For the Arthur film buff, this might be a must watch just to say you did. But it will annoy in that it uses the names and dismisses the power of those names. Frankly, the television show Merlin is far more inventive in spite of its many liberties--for example, they confronted the tradition of the love triangle and found a way to explain it out of their storyverse. Holy Grail takes place before Guinevere enters the story--problem solved. This movie simply ignored many elephants in the room as if its audience wouldn't hear those elephants trumpeting and yet without the echo of those elephants, namely Arthur's legendary quest for unity and chivalric justice, much of the character of Arthur in this movie is unproven by speech or deed.

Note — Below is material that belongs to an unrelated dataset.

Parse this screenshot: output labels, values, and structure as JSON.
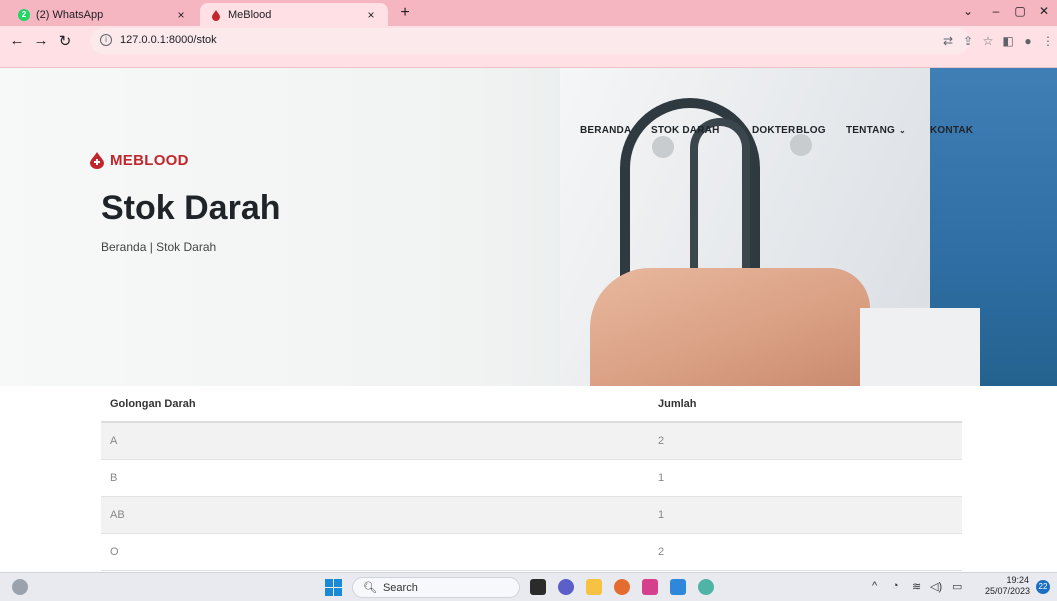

Highlight the next bit in your browser to read a spoiler that finishes up any pretense at covering up weak writing with the excuse of "historically accurate": In the supposed Battle of Badon, all of the knights die except, of course, Arthur. So all the seeds for all of the legends are killed in this supposed "true story" that inspired the legends. One liberty too many. The emotion deadsville is complete here as Arthur looks over the carnage and is singularly unmoved. P.S. Guinevere is wearing a leather bikini top. The men get armor.

For me, it very much irritates that one of the few legends that features not one but TWO strong women gutted the role of one of the women and the other is completely removed. Morgaine makes no appearance at all, but there was plenty of time to add a bad guy Saxon and his bad guy son. I guess I'll have to get out the DVD of The Mists of Avalon or re-read the aforementioned Firelord to rinse out my brain.

*I can't help myself.  The Pythonites nailed their scholarship decades earlier and it still stands up to scrutiny. 

One-Line Summary King Arthur (2004):  This "historically accurate" version of King Arthur is light on the legend and weak on history and will likely annoy fans of both.   

What's It Worth? King Arthur (2004): If you must, get it at the library or in your already paid for Netflix queue or cable feed, which is how I saw it, giving me ample opportunity to rewind and shake my head. Do Not Pay Extra.
Watch it Again? King Arthur (2004): Not even for Keira Knightly eye candy, which is so blatantly eye candy that it borders on offensive. Never.